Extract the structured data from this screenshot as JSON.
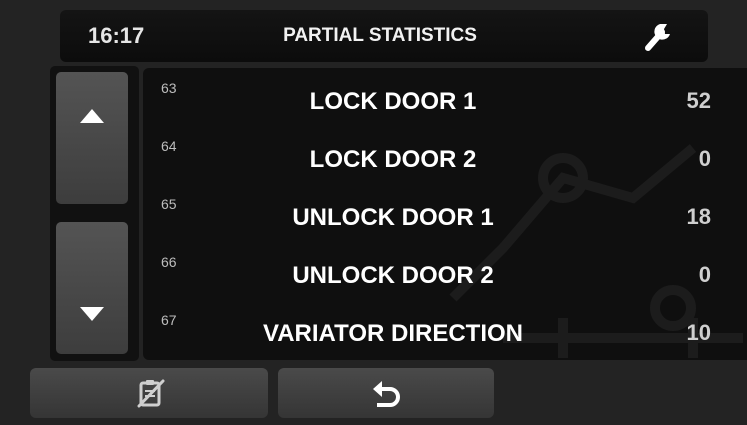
{
  "header": {
    "time": "16:17",
    "title": "PARTIAL STATISTICS",
    "settings_icon": "wrench-icon"
  },
  "scroll": {
    "up_icon": "triangle-up-icon",
    "down_icon": "triangle-down-icon"
  },
  "rows": [
    {
      "index": "63",
      "label": "LOCK DOOR 1",
      "value": "52"
    },
    {
      "index": "64",
      "label": "LOCK DOOR 2",
      "value": "0"
    },
    {
      "index": "65",
      "label": "UNLOCK DOOR 1",
      "value": "18"
    },
    {
      "index": "66",
      "label": "UNLOCK DOOR 2",
      "value": "0"
    },
    {
      "index": "67",
      "label": "VARIATOR DIRECTION",
      "value": "10"
    }
  ],
  "footer": {
    "left_icon": "clear-list-icon",
    "back_icon": "back-arrow-icon"
  },
  "colors": {
    "background": "#232323",
    "panel": "#0f0f0f",
    "text": "#ffffff"
  }
}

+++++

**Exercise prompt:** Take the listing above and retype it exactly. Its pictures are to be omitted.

**Written reply:**
Extract the structured data from this screenshot as JSON.
{
  "header": {
    "time": "16:17",
    "title": "PARTIAL STATISTICS",
    "settings_icon": "wrench-icon"
  },
  "scroll": {
    "up_icon": "triangle-up-icon",
    "down_icon": "triangle-down-icon"
  },
  "rows": [
    {
      "index": "63",
      "label": "LOCK DOOR 1",
      "value": "52"
    },
    {
      "index": "64",
      "label": "LOCK DOOR 2",
      "value": "0"
    },
    {
      "index": "65",
      "label": "UNLOCK DOOR 1",
      "value": "18"
    },
    {
      "index": "66",
      "label": "UNLOCK DOOR 2",
      "value": "0"
    },
    {
      "index": "67",
      "label": "VARIATOR DIRECTION",
      "value": "10"
    }
  ],
  "footer": {
    "left_icon": "clear-list-icon",
    "back_icon": "back-arrow-icon"
  },
  "colors": {
    "background": "#232323",
    "panel": "#0f0f0f",
    "text": "#ffffff"
  }
}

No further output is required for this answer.